Having created some content and a few web sites, you may get a few views when people find your material by searching for keywords related to your content. You certainly can’t just rely on people finding your content through random searches though. E-mail marketing is a key method of getting interested people to start viewing your web content and to continue receiving content from you. This way you can send all those juicy images, video links, web site addresses, and blog posts directly to folks who won’t think you’re sending spam.
Your current (and hopefully satisfied!) clients are the best source of e-mail addresses for your new e-mail list. By asking any current or prospective clients for an e-mail address and permission to be placed on an e-mail list, you are gaining subscribers without any need for any extra marketing efforts. These people will have already personally interacted with you as a professional, so you already have their trust. Your e-mail marketing to these individuals will keep your image fresh in their minds so that they will be referrers of your services (or brand advocates, if you want to use marketing speak) if they know of anyone else in the future who needs your help.

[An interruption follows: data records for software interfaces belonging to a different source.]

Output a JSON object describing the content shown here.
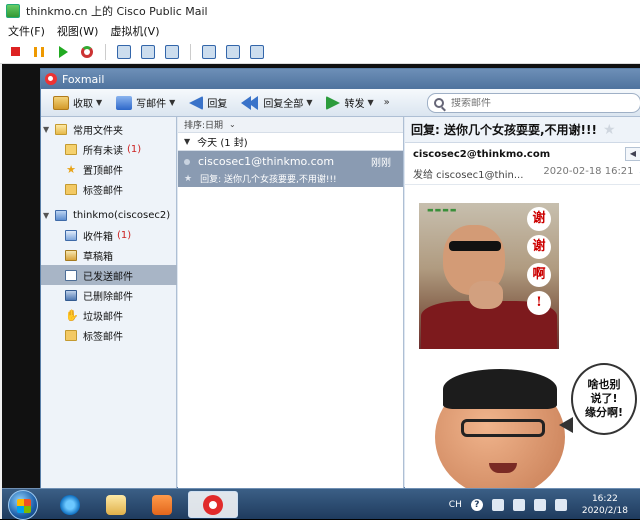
{
  "host": {
    "title": "thinkmo.cn 上的 Cisco Public Mail",
    "menu": [
      "文件(F)",
      "视图(W)",
      "虚拟机(V)"
    ]
  },
  "foxmail": {
    "title": "Foxmail",
    "toolbar": {
      "receive": "收取",
      "write": "写邮件",
      "reply": "回复",
      "reply_all": "回复全部",
      "forward": "转发",
      "more": "»",
      "search_placeholder": "搜索邮件"
    },
    "folders": {
      "common_group": "常用文件夹",
      "all_unread": "所有未读",
      "all_unread_count": "(1)",
      "starred": "置顶邮件",
      "tagged": "标签邮件",
      "account": "thinkmo(ciscosec2)",
      "inbox": "收件箱",
      "inbox_count": "(1)",
      "drafts": "草稿箱",
      "sent": "已发送邮件",
      "deleted": "已删除邮件",
      "junk": "垃圾邮件",
      "account_tagged": "标签邮件"
    },
    "message_list": {
      "sort_label": "排序:日期",
      "group_label": "今天 (1 封)",
      "messages": [
        {
          "from": "ciscosec1@thinkmo.com",
          "time": "刚刚",
          "subject": "回复: 送你几个女孩要要,不用谢!!!"
        }
      ]
    },
    "reader": {
      "subject": "回复: 送你几个女孩耍耍,不用谢!!!",
      "from": "ciscosec2@thinkmo.com",
      "to": "发给 ciscosec1@thin...",
      "date": "2020-02-18 16:21",
      "detail": "详细",
      "image1_text": [
        "谢",
        "谢",
        "啊",
        "!"
      ],
      "image2_text": [
        "啥也别",
        "说了!",
        "缘分啊!"
      ]
    }
  },
  "taskbar": {
    "lang": "CH",
    "help": "?",
    "time": "16:22",
    "date": "2020/2/18"
  }
}
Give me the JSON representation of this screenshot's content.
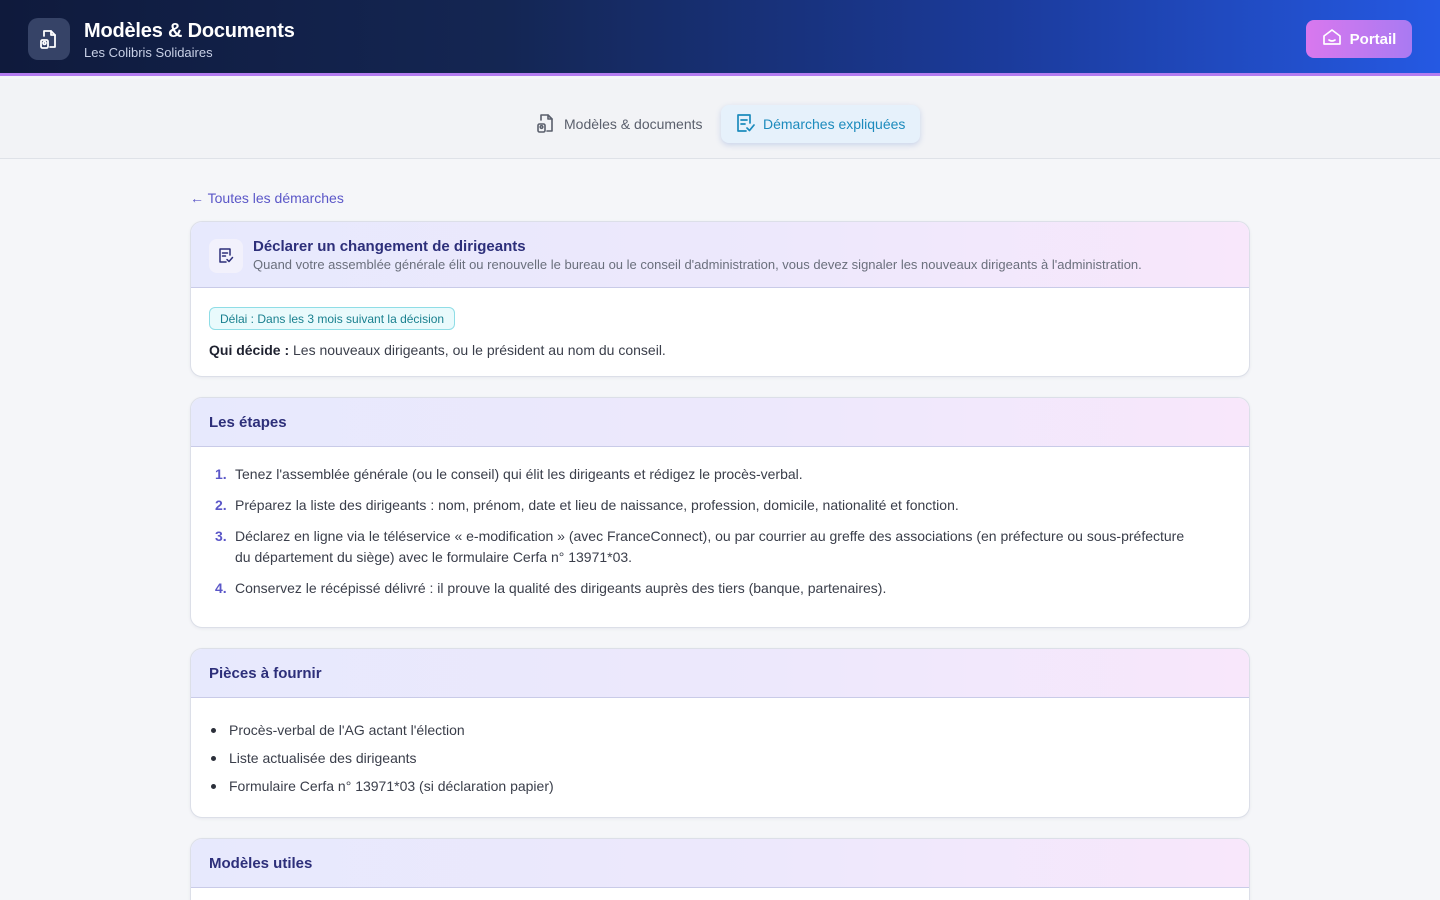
{
  "header": {
    "title": "Modèles & Documents",
    "subtitle": "Les Colibris Solidaires",
    "portal_label": "Portail",
    "app_icon": "document-icon",
    "portal_icon": "home-icon"
  },
  "tabs": [
    {
      "label": "Modèles & documents",
      "icon": "document-icon",
      "active": false
    },
    {
      "label": "Démarches expliquées",
      "icon": "checklist-icon",
      "active": true
    }
  ],
  "back_link": "← Toutes les démarches",
  "procedure": {
    "title": "Déclarer un changement de dirigeants",
    "description": "Quand votre assemblée générale élit ou renouvelle le bureau ou le conseil d'administration, vous devez signaler les nouveaux dirigeants à l'administration.",
    "deadline": "Délai : Dans les 3 mois suivant la décision",
    "who_label": "Qui décide :",
    "who_value": "Les nouveaux dirigeants, ou le président au nom du conseil."
  },
  "steps_section": {
    "title": "Les étapes",
    "items": [
      {
        "num": "1.",
        "text": "Tenez l'assemblée générale (ou le conseil) qui élit les dirigeants et rédigez le procès-verbal."
      },
      {
        "num": "2.",
        "text": "Préparez la liste des dirigeants : nom, prénom, date et lieu de naissance, profession, domicile, nationalité et fonction."
      },
      {
        "num": "3.",
        "text": "Déclarez en ligne via le téléservice « e-modification » (avec FranceConnect), ou par courrier au greffe des associations (en préfecture ou sous-préfecture du département du siège) avec le formulaire Cerfa n° 13971*03."
      },
      {
        "num": "4.",
        "text": "Conservez le récépissé délivré : il prouve la qualité des dirigeants auprès des tiers (banque, partenaires)."
      }
    ]
  },
  "pieces_section": {
    "title": "Pièces à fournir",
    "items": [
      "Procès-verbal de l'AG actant l'élection",
      "Liste actualisée des dirigeants",
      "Formulaire Cerfa n° 13971*03 (si déclaration papier)"
    ]
  },
  "models_section": {
    "title": "Modèles utiles"
  },
  "colors": {
    "header_start": "#0f1a3c",
    "header_end": "#2559e3",
    "accent": "#5b57c8",
    "active_tab": "#1c8bbd",
    "badge": "#19808f"
  }
}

You can practice making your first e-mail list at http://tinyletter.com. This service makes you comfortable with the process because its interface is mostly like a web e-mail program. You upload a small list of e-mail addresses or you can manually enter e-mail addresses of people that want to receive your newsletter. Then you type a simple e-mail, send it off, and you can also send replies. Because it’s an e-mail subscription list you’re creating, but you use it like regular personal e-mail, Tinyletter is a perfect stepping stone to more professional tools.
If you want to keep a small e-mail list, but bump up the prettiness, try using https://www.smore.com next. This service is geared for making colorful online flyers that you send to recipients on mailing lists. It’s ideal for attorneys that want to use a mailing list to announce to special invitees an upcoming speaking engagement or an event that your firm is hosting or engaging in. With the free plan, you’re limited to 200 people on your list, and can only have 5 flyers at one time. For modest local gatherings that you want to promote, this is an excellent way to get the word out to people that you know. You can see a clean-looking example of a legal seminar announcement at https://www.smore.com/q51q.
Tinyletter is produced by http://mailchimp.com, and Mailchimp is a service to use when you have a larger e-mail list. The interface in Mailchimp is more like desktop publishing software, so your e-mails can be laid out in all kinds of creative ways including pieces of content you’ve already made. Advanced features offer reports that let you track your e-mails to discover what your recipients did with them and what e-mail designs get the most favorable responses. As long you have less than 2,000 subscribers and send less than 12,000 e-mails a month, the service is free. You can view a few sample e-newsletters that a law firm produced with Mailchimp at http://us4.campaign-archive1.com/home/?u=3b0e3bbd0bf183f95d731c45d&id=ff41cea705. Notice how they range in variety from one big Christmas card image to a full text newsletter. Mailchimp also produces lots of guides at http://mailchimp.com/resources/.
Integration with Gmail is the big priority with http://www.flashissue.com. With this service you can make mailing lists directly from your Gmail contacts, and design newsletters in a drag-and-drop manner from within your Gmail window. It has free features that many other e-mail service providers charge for, like the ability to track your e-mails with analytic reports. Flashissue also will automatically find and insert articles into your newsletters, based on the keywords and topics that you provide. The one drawback is that your limits on sending e-mails is based on whatever limits G-mail itself places on sending e-mails. But as you’ve seen, every one of these services places similar limitations on sending e-mails through their free plans anyway.
If you plan on eventually learning some web programming, then http://www.sendicate.net will offer you plenty of room to grow. On one hand, it will take your content and automatically format it with whatever design template you pick, the same way that old-school Microsoft Publisher will format your content in whatever template you pick. At the other extreme, if you don’t want your newsletter auto-formatted, there is a developer section at https://www.sendicate.net/docs/templates which is a reference guide on writing the code for your own templates. You can have up to 500 subscribers on the free plan. Feel free to try a few of these services, but remember to look in every service for a standard way to exporting your e-mail list to a format like csv, as Sendicate will let you do. This way, when you settle on a service that you like, you can import your subscribers from any other service you’ve tried out.
There are some big cautionary notes on venturing into coding your own newsletter e-mails from scratch. Even most regular web page programmers don’t like to make e-mails with web page code in them, because web pages that serve as e-mail newsletters have to be re-formatted in a special way to make them readable by e-mail programs. There are many sites like http://www.emailology.org that try to help developers come to terms with making e-mail newsletters look like attractive web pages, so you can see how hard it is. If you have the urge to learn a bit of web programming, it’s best to practice by adding some HTML code to one of your side sites that let you modify the code. Or, if you’re brave enough, you can eventually learn to make a few small code changes with your main web site WordPress template that you’ll get into soon enough.